The term "cost" can have other meanings as well. Almost all women instinctively make a huge investment in both time and money on their appearance (i.e. improving their beauty and attractiveness to men) because that's what society expects and that's how they've been brought up. As a man I guess I used to spend about 20-30 minutes a day showering, shaving, dressing, etc. When I first transitioned I had to get up (in England in January!) at 5:00 am so that I had two hours to get myself ready for work. I'm considerably more efficient and practiced now (standard mascara and lipstick in a minute), but I still spend at least one hour a day on my grooming, and on top of that there's the gym, the dieting, the shaving, the Hair Salon ... while preparing for a big night out can dominate my life for days. Personally I don't like all these aspects of womanhood, although I know that most genetic women and transwomen seem to. However the constant worry over my appearance is something that I've had to learn to live with and cope with, and even enjoy sometimes.
Shopping is yet another gobbler of time and money, half days off work and late night shopping trips dissolve in to over stretched credit cards, and aching feet - although a compensation is the relationship and long chats over a tea or glass of wine.

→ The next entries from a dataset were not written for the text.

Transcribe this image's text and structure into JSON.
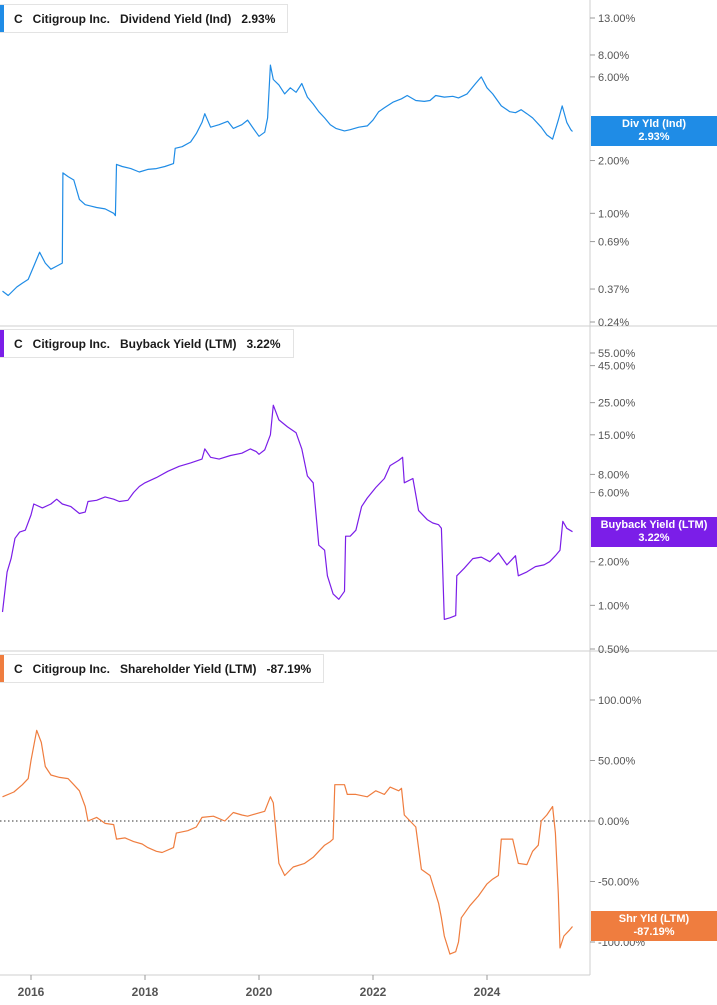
{
  "chart_data": [
    {
      "type": "line",
      "ticker": "C",
      "company": "Citigroup Inc.",
      "metric": "Dividend Yield (Ind)",
      "current_value": "2.93%",
      "flag_label": "Div Yld (Ind)",
      "color": "#1f8ce6",
      "y_scale": "log",
      "ylim": [
        0.24,
        15.0
      ],
      "y_ticks": [
        {
          "v": 13.0,
          "label": "13.00%"
        },
        {
          "v": 8.0,
          "label": "8.00%"
        },
        {
          "v": 6.0,
          "label": "6.00%"
        },
        {
          "v": 2.0,
          "label": "2.00%"
        },
        {
          "v": 1.0,
          "label": "1.00%"
        },
        {
          "v": 0.69,
          "label": "0.69%"
        },
        {
          "v": 0.37,
          "label": "0.37%"
        },
        {
          "v": 0.24,
          "label": "0.24%"
        }
      ],
      "points": [
        [
          2015.5,
          0.36
        ],
        [
          2015.6,
          0.34
        ],
        [
          2015.75,
          0.38
        ],
        [
          2015.85,
          0.4
        ],
        [
          2015.95,
          0.42
        ],
        [
          2016.05,
          0.5
        ],
        [
          2016.15,
          0.6
        ],
        [
          2016.25,
          0.52
        ],
        [
          2016.35,
          0.48
        ],
        [
          2016.45,
          0.5
        ],
        [
          2016.55,
          0.52
        ],
        [
          2016.56,
          1.7
        ],
        [
          2016.65,
          1.62
        ],
        [
          2016.75,
          1.55
        ],
        [
          2016.85,
          1.2
        ],
        [
          2016.95,
          1.12
        ],
        [
          2017.05,
          1.1
        ],
        [
          2017.15,
          1.08
        ],
        [
          2017.3,
          1.06
        ],
        [
          2017.45,
          1.0
        ],
        [
          2017.48,
          0.97
        ],
        [
          2017.5,
          1.9
        ],
        [
          2017.6,
          1.85
        ],
        [
          2017.75,
          1.8
        ],
        [
          2017.9,
          1.72
        ],
        [
          2018.05,
          1.78
        ],
        [
          2018.2,
          1.8
        ],
        [
          2018.35,
          1.85
        ],
        [
          2018.5,
          1.92
        ],
        [
          2018.53,
          2.35
        ],
        [
          2018.65,
          2.4
        ],
        [
          2018.8,
          2.55
        ],
        [
          2018.9,
          2.85
        ],
        [
          2019.0,
          3.3
        ],
        [
          2019.05,
          3.7
        ],
        [
          2019.15,
          3.1
        ],
        [
          2019.3,
          3.2
        ],
        [
          2019.45,
          3.35
        ],
        [
          2019.55,
          3.05
        ],
        [
          2019.7,
          3.2
        ],
        [
          2019.8,
          3.4
        ],
        [
          2019.9,
          3.05
        ],
        [
          2020.0,
          2.75
        ],
        [
          2020.1,
          2.9
        ],
        [
          2020.15,
          3.5
        ],
        [
          2020.2,
          7.0
        ],
        [
          2020.25,
          5.8
        ],
        [
          2020.35,
          5.4
        ],
        [
          2020.45,
          4.8
        ],
        [
          2020.55,
          5.2
        ],
        [
          2020.65,
          4.9
        ],
        [
          2020.75,
          5.5
        ],
        [
          2020.85,
          4.6
        ],
        [
          2020.95,
          4.2
        ],
        [
          2021.05,
          3.8
        ],
        [
          2021.15,
          3.5
        ],
        [
          2021.25,
          3.2
        ],
        [
          2021.35,
          3.05
        ],
        [
          2021.5,
          2.95
        ],
        [
          2021.6,
          3.0
        ],
        [
          2021.75,
          3.1
        ],
        [
          2021.9,
          3.15
        ],
        [
          2022.0,
          3.4
        ],
        [
          2022.1,
          3.8
        ],
        [
          2022.2,
          4.0
        ],
        [
          2022.35,
          4.3
        ],
        [
          2022.5,
          4.5
        ],
        [
          2022.6,
          4.7
        ],
        [
          2022.75,
          4.4
        ],
        [
          2022.9,
          4.35
        ],
        [
          2023.0,
          4.4
        ],
        [
          2023.1,
          4.7
        ],
        [
          2023.25,
          4.6
        ],
        [
          2023.4,
          4.65
        ],
        [
          2023.5,
          4.55
        ],
        [
          2023.65,
          4.8
        ],
        [
          2023.8,
          5.5
        ],
        [
          2023.9,
          6.0
        ],
        [
          2024.0,
          5.2
        ],
        [
          2024.1,
          4.8
        ],
        [
          2024.25,
          4.1
        ],
        [
          2024.4,
          3.8
        ],
        [
          2024.5,
          3.75
        ],
        [
          2024.6,
          3.9
        ],
        [
          2024.7,
          3.7
        ],
        [
          2024.8,
          3.5
        ],
        [
          2024.95,
          3.1
        ],
        [
          2025.05,
          2.8
        ],
        [
          2025.15,
          2.65
        ],
        [
          2025.25,
          3.4
        ],
        [
          2025.32,
          4.1
        ],
        [
          2025.4,
          3.3
        ],
        [
          2025.47,
          3.0
        ],
        [
          2025.5,
          2.93
        ]
      ]
    },
    {
      "type": "line",
      "ticker": "C",
      "company": "Citigroup Inc.",
      "metric": "Buyback Yield (LTM)",
      "current_value": "3.22%",
      "flag_label": "Buyback Yield (LTM)",
      "color": "#7b1ee8",
      "y_scale": "log",
      "ylim": [
        0.5,
        70.0
      ],
      "y_ticks": [
        {
          "v": 55.0,
          "label": "55.00%"
        },
        {
          "v": 45.0,
          "label": "45.00%"
        },
        {
          "v": 25.0,
          "label": "25.00%"
        },
        {
          "v": 15.0,
          "label": "15.00%"
        },
        {
          "v": 8.0,
          "label": "8.00%"
        },
        {
          "v": 6.0,
          "label": "6.00%"
        },
        {
          "v": 2.0,
          "label": "2.00%"
        },
        {
          "v": 1.0,
          "label": "1.00%"
        },
        {
          "v": 0.5,
          "label": "0.50%"
        }
      ],
      "points": [
        [
          2015.5,
          0.9
        ],
        [
          2015.58,
          1.7
        ],
        [
          2015.65,
          2.1
        ],
        [
          2015.72,
          2.9
        ],
        [
          2015.8,
          3.2
        ],
        [
          2015.9,
          3.3
        ],
        [
          2016.0,
          4.2
        ],
        [
          2016.05,
          5.0
        ],
        [
          2016.2,
          4.7
        ],
        [
          2016.35,
          5.0
        ],
        [
          2016.45,
          5.4
        ],
        [
          2016.55,
          5.0
        ],
        [
          2016.7,
          4.8
        ],
        [
          2016.85,
          4.3
        ],
        [
          2016.95,
          4.4
        ],
        [
          2017.0,
          5.2
        ],
        [
          2017.15,
          5.3
        ],
        [
          2017.3,
          5.6
        ],
        [
          2017.45,
          5.4
        ],
        [
          2017.55,
          5.2
        ],
        [
          2017.7,
          5.3
        ],
        [
          2017.8,
          6.0
        ],
        [
          2017.9,
          6.6
        ],
        [
          2018.0,
          7.0
        ],
        [
          2018.2,
          7.6
        ],
        [
          2018.4,
          8.4
        ],
        [
          2018.6,
          9.1
        ],
        [
          2018.8,
          9.6
        ],
        [
          2019.0,
          10.2
        ],
        [
          2019.05,
          12.0
        ],
        [
          2019.15,
          10.5
        ],
        [
          2019.3,
          10.2
        ],
        [
          2019.5,
          10.8
        ],
        [
          2019.7,
          11.2
        ],
        [
          2019.85,
          12.0
        ],
        [
          2019.95,
          11.5
        ],
        [
          2020.0,
          11.0
        ],
        [
          2020.1,
          11.8
        ],
        [
          2020.2,
          15.0
        ],
        [
          2020.25,
          24.0
        ],
        [
          2020.35,
          19.0
        ],
        [
          2020.5,
          17.0
        ],
        [
          2020.65,
          15.5
        ],
        [
          2020.75,
          12.0
        ],
        [
          2020.85,
          7.8
        ],
        [
          2020.95,
          7.0
        ],
        [
          2021.05,
          2.6
        ],
        [
          2021.15,
          2.4
        ],
        [
          2021.2,
          1.6
        ],
        [
          2021.3,
          1.2
        ],
        [
          2021.4,
          1.1
        ],
        [
          2021.5,
          1.25
        ],
        [
          2021.52,
          3.0
        ],
        [
          2021.6,
          3.0
        ],
        [
          2021.7,
          3.3
        ],
        [
          2021.8,
          4.8
        ],
        [
          2021.9,
          5.5
        ],
        [
          2022.05,
          6.5
        ],
        [
          2022.2,
          7.5
        ],
        [
          2022.3,
          9.2
        ],
        [
          2022.45,
          10.0
        ],
        [
          2022.52,
          10.5
        ],
        [
          2022.55,
          7.0
        ],
        [
          2022.7,
          7.5
        ],
        [
          2022.8,
          4.5
        ],
        [
          2022.95,
          3.9
        ],
        [
          2023.05,
          3.7
        ],
        [
          2023.15,
          3.6
        ],
        [
          2023.2,
          3.4
        ],
        [
          2023.25,
          0.8
        ],
        [
          2023.35,
          0.82
        ],
        [
          2023.45,
          0.85
        ],
        [
          2023.47,
          1.6
        ],
        [
          2023.6,
          1.8
        ],
        [
          2023.75,
          2.1
        ],
        [
          2023.9,
          2.15
        ],
        [
          2024.05,
          2.0
        ],
        [
          2024.2,
          2.3
        ],
        [
          2024.35,
          1.9
        ],
        [
          2024.5,
          2.2
        ],
        [
          2024.55,
          1.6
        ],
        [
          2024.7,
          1.7
        ],
        [
          2024.85,
          1.85
        ],
        [
          2025.0,
          1.9
        ],
        [
          2025.1,
          2.0
        ],
        [
          2025.2,
          2.2
        ],
        [
          2025.28,
          2.4
        ],
        [
          2025.33,
          3.8
        ],
        [
          2025.4,
          3.4
        ],
        [
          2025.5,
          3.22
        ]
      ]
    },
    {
      "type": "line",
      "ticker": "C",
      "company": "Citigroup Inc.",
      "metric": "Shareholder Yield (LTM)",
      "current_value": "-87.19%",
      "flag_label": "Shr Yld (LTM)",
      "color": "#ef7d3f",
      "y_scale": "linear",
      "ylim": [
        -135.0,
        145.0
      ],
      "zero_line": true,
      "y_ticks": [
        {
          "v": 100.0,
          "label": "100.00%"
        },
        {
          "v": 50.0,
          "label": "50.00%"
        },
        {
          "v": 0.0,
          "label": "0.00%"
        },
        {
          "v": -50.0,
          "label": "-50.00%"
        },
        {
          "v": -100.0,
          "label": "-100.00%"
        }
      ],
      "points": [
        [
          2015.5,
          20
        ],
        [
          2015.7,
          24
        ],
        [
          2015.85,
          30
        ],
        [
          2015.95,
          35
        ],
        [
          2016.0,
          50
        ],
        [
          2016.1,
          75
        ],
        [
          2016.18,
          65
        ],
        [
          2016.25,
          45
        ],
        [
          2016.35,
          38
        ],
        [
          2016.5,
          36
        ],
        [
          2016.65,
          35
        ],
        [
          2016.75,
          30
        ],
        [
          2016.85,
          25
        ],
        [
          2016.95,
          12
        ],
        [
          2017.0,
          0
        ],
        [
          2017.15,
          3
        ],
        [
          2017.3,
          -2
        ],
        [
          2017.45,
          -3
        ],
        [
          2017.5,
          -15
        ],
        [
          2017.65,
          -14
        ],
        [
          2017.8,
          -17
        ],
        [
          2017.95,
          -19
        ],
        [
          2018.05,
          -22
        ],
        [
          2018.2,
          -25
        ],
        [
          2018.3,
          -26
        ],
        [
          2018.5,
          -22
        ],
        [
          2018.55,
          -10
        ],
        [
          2018.75,
          -8
        ],
        [
          2018.9,
          -5
        ],
        [
          2019.0,
          3
        ],
        [
          2019.2,
          4
        ],
        [
          2019.4,
          0
        ],
        [
          2019.55,
          7
        ],
        [
          2019.7,
          5
        ],
        [
          2019.8,
          4
        ],
        [
          2019.95,
          6
        ],
        [
          2020.1,
          8
        ],
        [
          2020.2,
          20
        ],
        [
          2020.25,
          15
        ],
        [
          2020.35,
          -35
        ],
        [
          2020.45,
          -45
        ],
        [
          2020.6,
          -38
        ],
        [
          2020.8,
          -35
        ],
        [
          2020.95,
          -30
        ],
        [
          2021.05,
          -25
        ],
        [
          2021.15,
          -20
        ],
        [
          2021.25,
          -17
        ],
        [
          2021.3,
          -15
        ],
        [
          2021.33,
          30
        ],
        [
          2021.5,
          30
        ],
        [
          2021.55,
          22
        ],
        [
          2021.7,
          22
        ],
        [
          2021.9,
          20
        ],
        [
          2022.05,
          25
        ],
        [
          2022.2,
          22
        ],
        [
          2022.3,
          28
        ],
        [
          2022.45,
          25
        ],
        [
          2022.5,
          27
        ],
        [
          2022.55,
          5
        ],
        [
          2022.75,
          -5
        ],
        [
          2022.85,
          -40
        ],
        [
          2023.0,
          -45
        ],
        [
          2023.15,
          -68
        ],
        [
          2023.2,
          -80
        ],
        [
          2023.25,
          -95
        ],
        [
          2023.35,
          -110
        ],
        [
          2023.45,
          -108
        ],
        [
          2023.5,
          -100
        ],
        [
          2023.55,
          -80
        ],
        [
          2023.7,
          -70
        ],
        [
          2023.85,
          -62
        ],
        [
          2024.0,
          -52
        ],
        [
          2024.1,
          -48
        ],
        [
          2024.2,
          -45
        ],
        [
          2024.25,
          -15
        ],
        [
          2024.45,
          -15
        ],
        [
          2024.55,
          -35
        ],
        [
          2024.7,
          -36
        ],
        [
          2024.8,
          -25
        ],
        [
          2024.9,
          -20
        ],
        [
          2024.95,
          0
        ],
        [
          2025.05,
          5
        ],
        [
          2025.15,
          12
        ],
        [
          2025.2,
          -10
        ],
        [
          2025.25,
          -60
        ],
        [
          2025.28,
          -105
        ],
        [
          2025.35,
          -95
        ],
        [
          2025.45,
          -90
        ],
        [
          2025.5,
          -87.19
        ]
      ]
    }
  ],
  "x_axis": {
    "ticks": [
      {
        "v": 2016,
        "label": "2016"
      },
      {
        "v": 2018,
        "label": "2018"
      },
      {
        "v": 2020,
        "label": "2020"
      },
      {
        "v": 2022,
        "label": "2022"
      },
      {
        "v": 2024,
        "label": "2024"
      }
    ],
    "range": [
      2015.5,
      2025.8
    ]
  }
}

If we did commit to each other and exchange wedding rings (managing to overcome a mass of legal and religious hurdles), the pressure for us to have children would be even more intense, and the need to make up some convincing excuse even greater. Baring a medical break-through, a fake TV-style pregnancy and miscarriage may be the best option!
March of Time
Another problem I mention is that as transsexual woman you may eventually get caught out contradicting yourself on some small point. That risk will always be there, but in the bigger picture your slightly adjusted stories about your childhood, your first "boyfriend", your time at university, etc. become totally ingrained in your memory after a while, and the responses and comments are automatic and convincing. Even better, you slowly begin to have your own boring but true post-transition stories and experiences to tell, even better be told about you. I can now tell all about the weird admirer I used to have at work (he's now my fiancée!); starting to walk home when I couldn't get a taxi and having a guy in a BMW stop and give me a lift; my mammogram; the Arab in the Night Club who simply wouldn't give up holding my hand and telling me how beautiful I was; and somehow 'loosing' my bikini top on the beach!
A critical part is feed-back and support. When I moved in with my boyfriend (about a year after my transition), we had a "honeymoon" period lasting a few days, and then it became truly awful- for example I felt that I was the lackey on which all household chores fell. But after intense interaction and a huge effort by us both, I finally became the female partner of an often annoying but also totally devoted and loving man - and wouldn't change it for the world.
you have any questions, or perhaps just want to know more about me,
please feel free to email me.
Back to Articles
Please send any
comments, feedback or additions to the Webmaster.
Copyright (c) 2004, Annie Richards
Last updated: 17 July, 2004